Memberships can be purchased for £30 from the Society Desk and provide access to all the films comprising a half-season. Students with suitable identification pay £20.00.

Guests and members of the public can view films by purchasing a regular ticket for £5.00 from the Society desk at the Island cinema.

Memberships are available from the Society’s desk at the Island Cinema on the night of each screening.  Payment can be made by cash or by cheque payable to Fylde Film Society. The start time for the first film in each half-season is delayed until 8.15 p.m. to allow sufficient time for the purchase and renewal of memberships.

Membership cards must be shown at each film attended.

About Us

The Fylde Film Society is a group of film lovers from across the Fylde who share a common interest in viewing some of the best of contemporary world cinema and we have a wide and growing membership.

The Society’s aim is to screen films not shown locally in commercial cinemas in a comfortable and welcoming environment.  We offer a balanced programme of films from across the globe, including documentaries and animation, which are selected with the help of the Society’s members. Where a film is not in the English language, sub-titles are shown.

Each season runs from September to April and comprises 16 films split into two half-seasons.  Films are screened fortnightly on Mondays at The Island Cinema, St Annes, usually commencing at 7.45 pm sharp, with no adverts or trailers. Membership is available for each half-season.  Guests and members of the public can purchase tickets for individual films at from the Society desk.

The Fylde Film Society would like to thank The Island for sourcing our progamme of films and for its support of the Society.

British Federation of Film Societies

The Society is an affiliate member of the British Federation of Film Societies (BFFS). Information about the BFFS is available here.

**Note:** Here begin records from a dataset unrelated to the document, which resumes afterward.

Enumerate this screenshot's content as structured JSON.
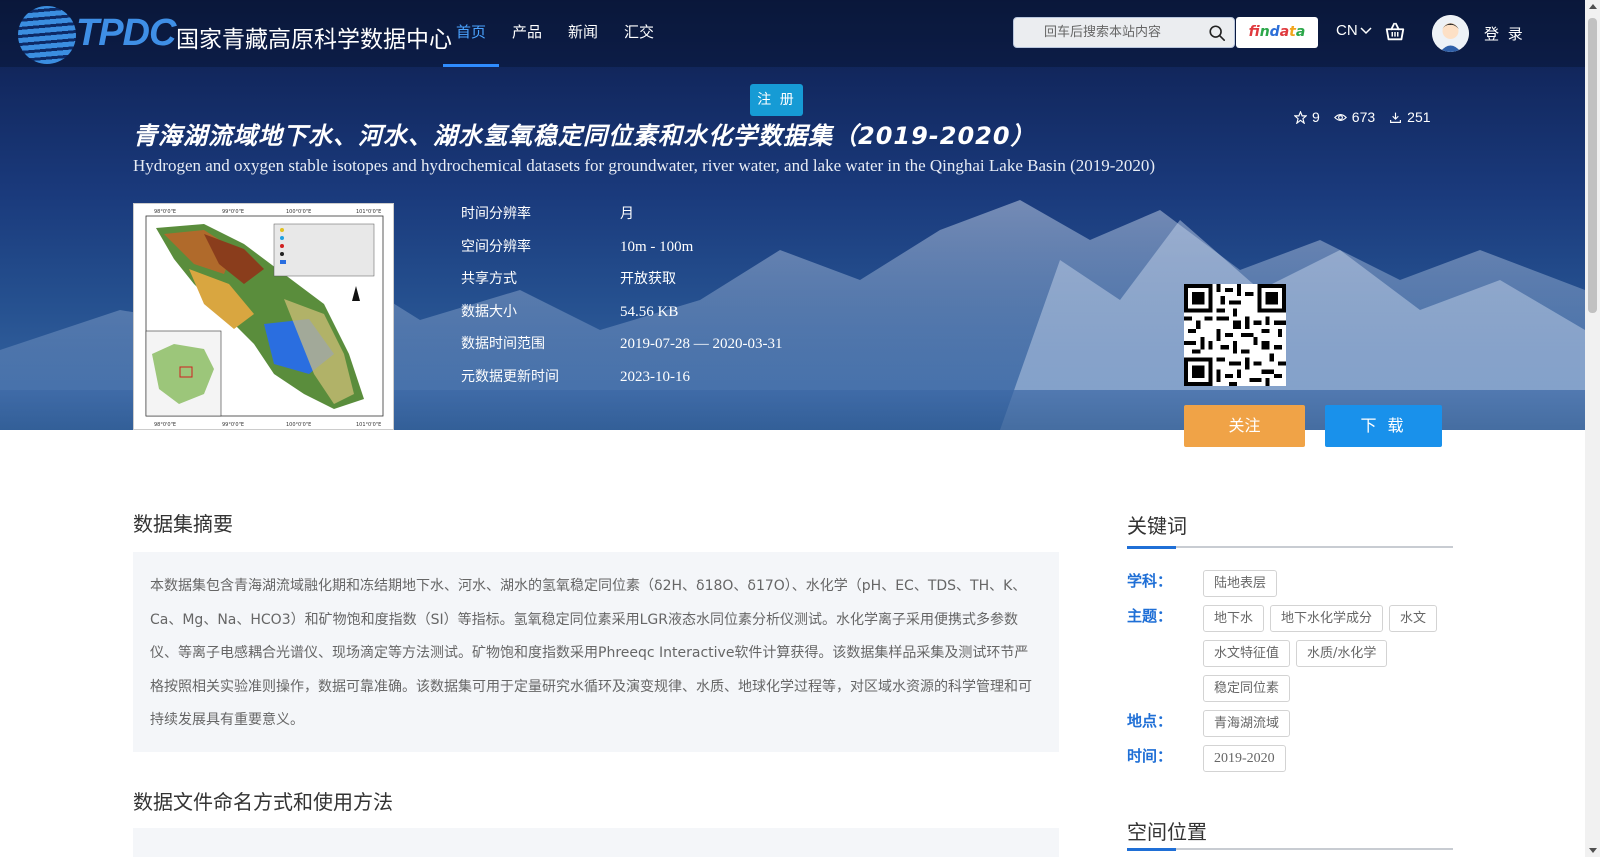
{
  "header": {
    "logo_mark": "TPDC",
    "logo_text": "国家青藏高原科学数据中心",
    "nav": [
      {
        "label": "首页",
        "active": true
      },
      {
        "label": "产品",
        "active": false
      },
      {
        "label": "新闻",
        "active": false
      },
      {
        "label": "汇交",
        "active": false
      }
    ],
    "search_placeholder": "回车后搜索本站内容",
    "findata_label": "findata",
    "lang_label": "CN",
    "login_label": "登 录"
  },
  "register_label": "注 册",
  "dataset": {
    "title_cn": "青海湖流域地下水、河水、湖水氢氧稳定同位素和水化学数据集（2019-2020）",
    "title_en": "Hydrogen and oxygen stable isotopes and hydrochemical datasets for groundwater, river water, and lake water in the Qinghai Lake Basin (2019-2020)",
    "stats": {
      "stars": "9",
      "views": "673",
      "downloads": "251"
    },
    "meta": [
      {
        "label": "时间分辨率",
        "value": "月"
      },
      {
        "label": "空间分辨率",
        "value": "10m - 100m"
      },
      {
        "label": "共享方式",
        "value": "开放获取"
      },
      {
        "label": "数据大小",
        "value": "54.56 KB"
      },
      {
        "label": "数据时间范围",
        "value": "2019-07-28 — 2020-03-31"
      },
      {
        "label": "元数据更新时间",
        "value": "2023-10-16"
      }
    ],
    "follow_label": "关注",
    "download_label": "下 载"
  },
  "abstract": {
    "heading": "数据集摘要",
    "text": "本数据集包含青海湖流域融化期和冻结期地下水、河水、湖水的氢氧稳定同位素（δ2H、δ18O、δ17O）、水化学（pH、EC、TDS、TH、K、Ca、Mg、Na、HCO3）和矿物饱和度指数（SI）等指标。氢氧稳定同位素采用LGR液态水同位素分析仪测试。水化学离子采用便携式多参数仪、等离子电感耦合光谱仪、现场滴定等方法测试。矿物饱和度指数采用Phreeqc Interactive软件计算获得。该数据集样品采集及测试环节严格按照相关实验准则操作，数据可靠准确。该数据集可用于定量研究水循环及演变规律、水质、地球化学过程等，对区域水资源的科学管理和可持续发展具有重要意义。"
  },
  "naming_heading": "数据文件命名方式和使用方法",
  "keywords": {
    "heading": "关键词",
    "groups": [
      {
        "label": "学科：",
        "tags": [
          "陆地表层"
        ]
      },
      {
        "label": "主题：",
        "tags": [
          "地下水",
          "地下水化学成分",
          "水文",
          "水文特征值",
          "水质/水化学",
          "稳定同位素"
        ]
      },
      {
        "label": "地点：",
        "tags": [
          "青海湖流域"
        ]
      },
      {
        "label": "时间：",
        "tags": [
          "2019-2020"
        ]
      }
    ]
  },
  "spatial_heading": "空间位置"
}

The Lytham St Annes Film Society was formed in 1948 with the sponsorship of the Royal Air Forces Association and screened  its first film, Mr Deeds Goes To Town, using a 16mm projector at the Ansdell Institute on 27th October 1948. Membership for the first season, which comprised 13 films, was 15 shillings (75 pence). The slogan for the Society was ‘The Study and Advancement of Film Art’  and that first season set the tone for the Society by screening films from across the world, often accompanied by short films.  The Society flourished and in 1951 presented a week long Festival of British Films and in 1953 presented a Coronation Film Festival, as well as its annual season of films.

The Society has used several venues over the years including the College of Further Education , St Annes, several hotels in St Annes, the Assembly Rooms in Lytham, The Island Cinema, St Annes, and The Odeon, Blackpool, before moving back to The Island in 2015.

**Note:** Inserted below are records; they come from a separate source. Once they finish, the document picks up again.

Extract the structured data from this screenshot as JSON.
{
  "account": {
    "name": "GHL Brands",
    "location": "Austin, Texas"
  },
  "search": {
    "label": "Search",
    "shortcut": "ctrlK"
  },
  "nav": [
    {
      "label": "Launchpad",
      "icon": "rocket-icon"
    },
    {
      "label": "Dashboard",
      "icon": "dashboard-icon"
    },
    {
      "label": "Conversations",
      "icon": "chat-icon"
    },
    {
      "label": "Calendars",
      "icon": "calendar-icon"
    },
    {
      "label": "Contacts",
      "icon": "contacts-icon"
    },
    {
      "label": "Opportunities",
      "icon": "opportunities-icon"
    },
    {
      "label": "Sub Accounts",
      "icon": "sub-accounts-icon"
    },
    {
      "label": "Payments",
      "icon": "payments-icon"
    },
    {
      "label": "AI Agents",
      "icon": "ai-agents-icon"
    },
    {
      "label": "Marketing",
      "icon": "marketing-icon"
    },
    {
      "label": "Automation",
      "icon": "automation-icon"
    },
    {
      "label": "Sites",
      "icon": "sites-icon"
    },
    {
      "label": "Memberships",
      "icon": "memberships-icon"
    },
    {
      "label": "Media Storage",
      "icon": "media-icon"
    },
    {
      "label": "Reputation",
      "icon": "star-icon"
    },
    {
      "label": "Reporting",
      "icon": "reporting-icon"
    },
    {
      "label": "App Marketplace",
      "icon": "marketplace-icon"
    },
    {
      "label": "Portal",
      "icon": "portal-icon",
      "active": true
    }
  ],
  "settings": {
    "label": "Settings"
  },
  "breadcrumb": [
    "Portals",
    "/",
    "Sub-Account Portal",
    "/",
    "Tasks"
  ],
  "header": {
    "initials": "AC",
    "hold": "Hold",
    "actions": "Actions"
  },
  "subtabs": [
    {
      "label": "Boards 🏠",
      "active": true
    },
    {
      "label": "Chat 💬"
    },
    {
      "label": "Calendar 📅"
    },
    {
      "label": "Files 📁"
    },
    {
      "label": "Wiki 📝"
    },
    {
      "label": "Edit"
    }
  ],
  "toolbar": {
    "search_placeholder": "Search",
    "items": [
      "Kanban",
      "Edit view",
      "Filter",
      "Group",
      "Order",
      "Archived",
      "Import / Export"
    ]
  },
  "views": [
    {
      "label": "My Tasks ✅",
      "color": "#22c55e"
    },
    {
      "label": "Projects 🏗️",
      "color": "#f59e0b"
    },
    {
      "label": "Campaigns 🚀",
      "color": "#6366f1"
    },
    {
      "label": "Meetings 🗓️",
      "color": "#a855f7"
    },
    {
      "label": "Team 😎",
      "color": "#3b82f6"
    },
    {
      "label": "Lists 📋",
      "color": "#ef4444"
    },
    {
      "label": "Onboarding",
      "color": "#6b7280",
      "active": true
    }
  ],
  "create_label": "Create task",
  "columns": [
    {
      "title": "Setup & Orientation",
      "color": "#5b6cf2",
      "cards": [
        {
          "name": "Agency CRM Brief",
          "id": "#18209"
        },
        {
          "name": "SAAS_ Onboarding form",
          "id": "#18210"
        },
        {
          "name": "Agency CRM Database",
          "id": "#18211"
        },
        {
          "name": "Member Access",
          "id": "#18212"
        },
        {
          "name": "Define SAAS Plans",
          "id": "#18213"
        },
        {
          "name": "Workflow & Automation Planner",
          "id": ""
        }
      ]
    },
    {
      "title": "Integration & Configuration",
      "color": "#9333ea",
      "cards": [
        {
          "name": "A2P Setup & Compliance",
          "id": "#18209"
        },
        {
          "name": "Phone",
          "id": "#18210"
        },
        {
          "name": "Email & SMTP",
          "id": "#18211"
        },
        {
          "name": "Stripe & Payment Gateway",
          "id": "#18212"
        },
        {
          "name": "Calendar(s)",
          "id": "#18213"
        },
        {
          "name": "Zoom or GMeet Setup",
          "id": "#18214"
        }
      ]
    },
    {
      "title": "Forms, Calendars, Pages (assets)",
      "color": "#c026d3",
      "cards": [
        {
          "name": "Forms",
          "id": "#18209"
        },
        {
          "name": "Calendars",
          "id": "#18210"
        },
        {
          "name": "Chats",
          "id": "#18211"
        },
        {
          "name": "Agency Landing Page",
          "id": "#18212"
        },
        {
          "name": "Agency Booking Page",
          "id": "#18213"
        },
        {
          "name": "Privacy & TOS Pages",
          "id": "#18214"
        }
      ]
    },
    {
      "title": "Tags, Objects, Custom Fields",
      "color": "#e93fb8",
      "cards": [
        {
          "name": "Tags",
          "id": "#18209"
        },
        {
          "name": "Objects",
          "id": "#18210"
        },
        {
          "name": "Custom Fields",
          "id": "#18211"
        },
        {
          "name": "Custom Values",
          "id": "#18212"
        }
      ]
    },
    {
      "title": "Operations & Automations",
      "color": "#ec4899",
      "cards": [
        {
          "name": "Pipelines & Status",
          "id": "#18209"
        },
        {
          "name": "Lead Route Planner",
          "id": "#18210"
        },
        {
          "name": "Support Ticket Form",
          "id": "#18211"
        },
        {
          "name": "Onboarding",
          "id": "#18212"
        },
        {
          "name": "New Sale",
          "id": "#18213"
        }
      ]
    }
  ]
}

In 2009, the Society changed its name to the Fylde Film Society in order to encourage and welcome members from across the Fylde.

In 2013, the Society celebrated its 65th season and continues to flourish with the support of its loyal and dedicated members.  The programme notes from season two in 1948 acknowledged that ‘the future lies in the hands of its members’, which is as true today as it was then.

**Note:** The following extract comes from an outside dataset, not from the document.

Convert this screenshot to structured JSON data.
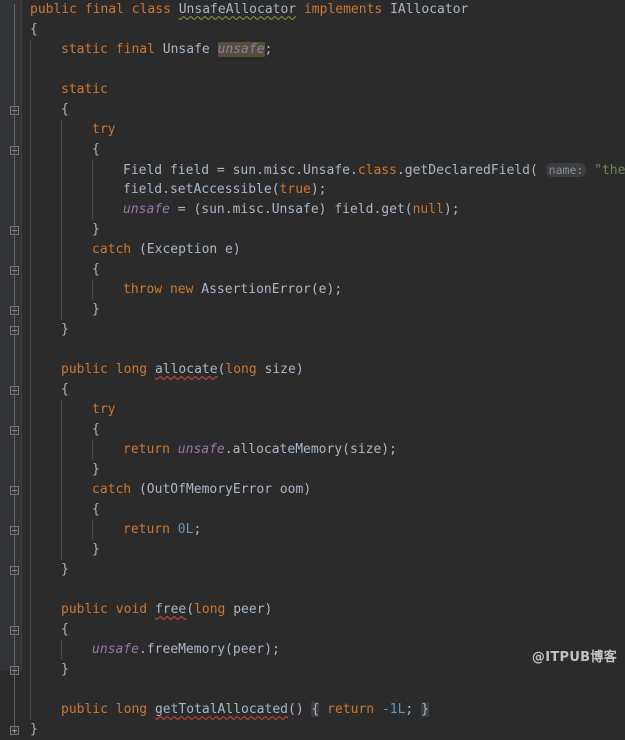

Film Selection

A season comprises 16 films split into two half-seasons. Prior to each half-season, members are invited to make suggestions for films they wish to view and the committee compiles a list of about 12 films, ensuring a balance of genres, subject matter and countries of origin.  From this list, members are asked to rate each film as follows:

3 – definitely would like to see
2 – would like to see
1 – mildly interested in seeing
0 – don’t want to see

The votes are compiled, films ranked  in the order of voters’ preference and passed to The Island to confirm availability from their distributors.  The films ranked the highest will be screened, where available.

Reaction Index

Following the screening of each film, members are invited to give their reaction to the film and any comments using the British Federation of Film Societies (BFFS) methodology,  as follows:

A - Excellent
B - Good
C – Average
D – Weak
E – Poor

Results are compiled and published in the Society’s Facebook page and on the website films page.